Past Trauma and Unresolved Issues
Past trauma and unresolved issues can be significant triggers for drinking. Traumatic experiences, such as physical or emotional abuse, accidents, or witnessing violence, can deeply affect individuals, leading them to seek solace in alcohol as a coping mechanism. Unresolved issues, such as unresolved grief, guilt, or unresolved conflicts, can also contribute to the desire to numb emotional pain through alcohol consumption. The link between past trauma, unresolved issues, and alcohol use is often complex and deeply rooted. It is crucial for individuals to recognize these triggers and seek appropriate support, such as therapy or counseling, to address and heal from past trauma and unresolved issues in healthier ways, breaking the cycle of relying on alcohol as a means of escape or self-medication.
Financial Stress and Lifestyle Changes
When faced with financial challenges, such as job loss, debt, or financial instability, people may turn to alcohol as a temporary escape or source of comfort. Additionally, significant lifestyle changes, such as moving, divorce, or major life transitions, can create feelings of uncertainty and anxiety, increasing the risk of alcohol misuse as a coping mechanism.
The combination of financial stress and lifestyle changes can create a perfect storm, exacerbating the desire to use alcohol as a means of temporarily alleviating stress or numbing the emotional toll of these challenges. Seeking healthy outlets for stress management, exploring financial support options, and finding alternative ways to cope with lifestyle changes can help individuals navigate these difficult periods without relying on alcohol.
Once you are so into drinking alcohol, you probably think it would be impossible to stop all cravings and urge to drink alcohol. However, if you only understand the common triggers, it would be easier for you to take steps to avoid or quit them.

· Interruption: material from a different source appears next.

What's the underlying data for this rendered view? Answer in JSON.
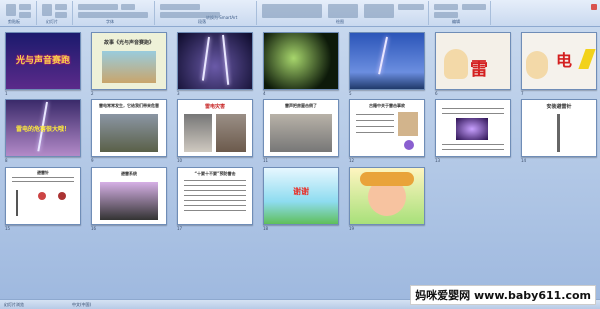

Remember that when triggers come with less power, you will have more control over your sobriety and recovery. If you want to know more about managing yourself when you’re caught up with alcohol, click here for more important things.